Speaking forcefully, Yang Guang, a spokesman for the Hong Kong and Macao Affairs Office under China's State Council, warned that Beijing will not tolerate any challenge to its authority and called radical protesters "unscrupulous people."
He also blamed Western politicians for making "irresponsible remarks" that he believes have worsened Hong Kong's situation.
"The central government will never allow any challenge to the 'one country, two systems' principle, and will never allow any turbulence that will threaten national unity or security that the [Hong Kong] government cannot control," Yang said.
Yang's comment came one day after an estimated 300,000 workers -- roughly 8% of the city's labor force -- went on strike, according to the Hong Kong Confederation of Trade Unions, the pro-democratic party behind the move. The strike and other non-cooperative activities by protesters disrupted hundreds of flights and also stopped subways and trains, preventing many residents from going to work.
Yang reiterated Beijing's support for Chief Executive Carrie Lam, claiming that any attempt aimed at forcing her to step down will not succeed.

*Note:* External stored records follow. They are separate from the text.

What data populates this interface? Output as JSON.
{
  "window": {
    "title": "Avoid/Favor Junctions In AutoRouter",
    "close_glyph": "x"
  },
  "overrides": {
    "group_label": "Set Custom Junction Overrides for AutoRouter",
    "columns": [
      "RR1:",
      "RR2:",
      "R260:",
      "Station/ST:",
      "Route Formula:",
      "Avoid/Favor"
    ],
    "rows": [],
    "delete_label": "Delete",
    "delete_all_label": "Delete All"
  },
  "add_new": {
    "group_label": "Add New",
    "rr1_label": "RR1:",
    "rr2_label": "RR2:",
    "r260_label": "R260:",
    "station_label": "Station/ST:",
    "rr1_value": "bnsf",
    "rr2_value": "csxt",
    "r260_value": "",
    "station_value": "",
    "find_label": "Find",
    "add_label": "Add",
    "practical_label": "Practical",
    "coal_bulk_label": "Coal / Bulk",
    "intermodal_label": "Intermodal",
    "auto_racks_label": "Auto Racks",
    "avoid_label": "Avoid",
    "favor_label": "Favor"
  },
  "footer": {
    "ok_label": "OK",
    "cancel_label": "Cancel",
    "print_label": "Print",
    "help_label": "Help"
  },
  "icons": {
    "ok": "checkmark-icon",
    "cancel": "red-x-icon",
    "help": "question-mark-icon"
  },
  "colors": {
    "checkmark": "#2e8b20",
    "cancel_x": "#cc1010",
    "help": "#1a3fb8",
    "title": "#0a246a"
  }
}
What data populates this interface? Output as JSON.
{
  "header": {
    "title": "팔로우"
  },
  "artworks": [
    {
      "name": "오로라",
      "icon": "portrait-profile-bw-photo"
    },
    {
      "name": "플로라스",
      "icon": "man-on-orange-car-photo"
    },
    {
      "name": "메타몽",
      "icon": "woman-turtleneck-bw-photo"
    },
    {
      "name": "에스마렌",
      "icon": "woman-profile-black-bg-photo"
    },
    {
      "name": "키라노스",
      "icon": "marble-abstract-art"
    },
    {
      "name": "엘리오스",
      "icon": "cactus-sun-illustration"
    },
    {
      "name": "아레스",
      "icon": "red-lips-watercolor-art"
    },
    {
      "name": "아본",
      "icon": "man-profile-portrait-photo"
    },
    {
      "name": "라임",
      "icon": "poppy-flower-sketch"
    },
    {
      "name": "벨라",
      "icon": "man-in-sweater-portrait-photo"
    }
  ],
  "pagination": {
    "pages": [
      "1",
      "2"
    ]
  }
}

"We want to warn a handful of violent criminals and meddling hands behind the scene that any attempt to play with fire will only backfire," Yang said. "As for their punishment, it's only a matter of time."
Meanwhile, Yang cited several news reports of "rare" meetings between U.S. officials and Hong Kong dissidents in the past months, as he blamed Western and Taiwan politicians for making remarks that have incited the protesters. But the spokesman did not offer evidence beyond what had already been reported.
"At the end of the day, the future of Hong Kong is in the hands of all Chinese people, including Hong Kongers," he said.
Xu Luying, another Beijing spokesperson at the news conference, blamed Hong Kong's educational institutions for the significant youth participation in the protests, and urged schools to promote patriotism. "It's important for young people to realize the importance of loving their country and Hong Kong," Xu said. "This is the first lesson they have to learn. Regrettably, there is an absence of such lessons in many schools."
Despite Beijing's more forceful tone, Ivan Choy Chi-keung, a political science lecturer at the Chinese University of Hong Kong, said the remarks largely repeated what Carrie Lam had said during her media briefing on Monday. Both, Choy said, tried to divide Hong Kongers by citing economic damage and threatening protesters with legal consequences.
"Clearly, Beijing is trying to show support for Lam," Choy said, adding that the frequent news conferences are a tactic for showing that the central government cares about the situation in Hong Kong.
As a countermeasure, several protesters held a grassroots news conference on livestreaming platforms on Tuesday, in which they accused the government of distorting the truth.
People in Hong Kong started protesting in June, at first against the extradition bill that would allow Beijing to extradite Hong Kong citizens to mainland China. The bill was later suspended, but protests continued as some demanded Carrie Lam step down. Many protests turned violent, with police firing tear gas and rubber bullets into the crowds.
The protests later spread to other issues, prompting the major strike on Monday.
The police arrested 148 people on Monday, the youngest being just 13, a spokesperson said. About 800 rounds of tear gas and 140 rubber bullets were fired to disperse crowds in several districts.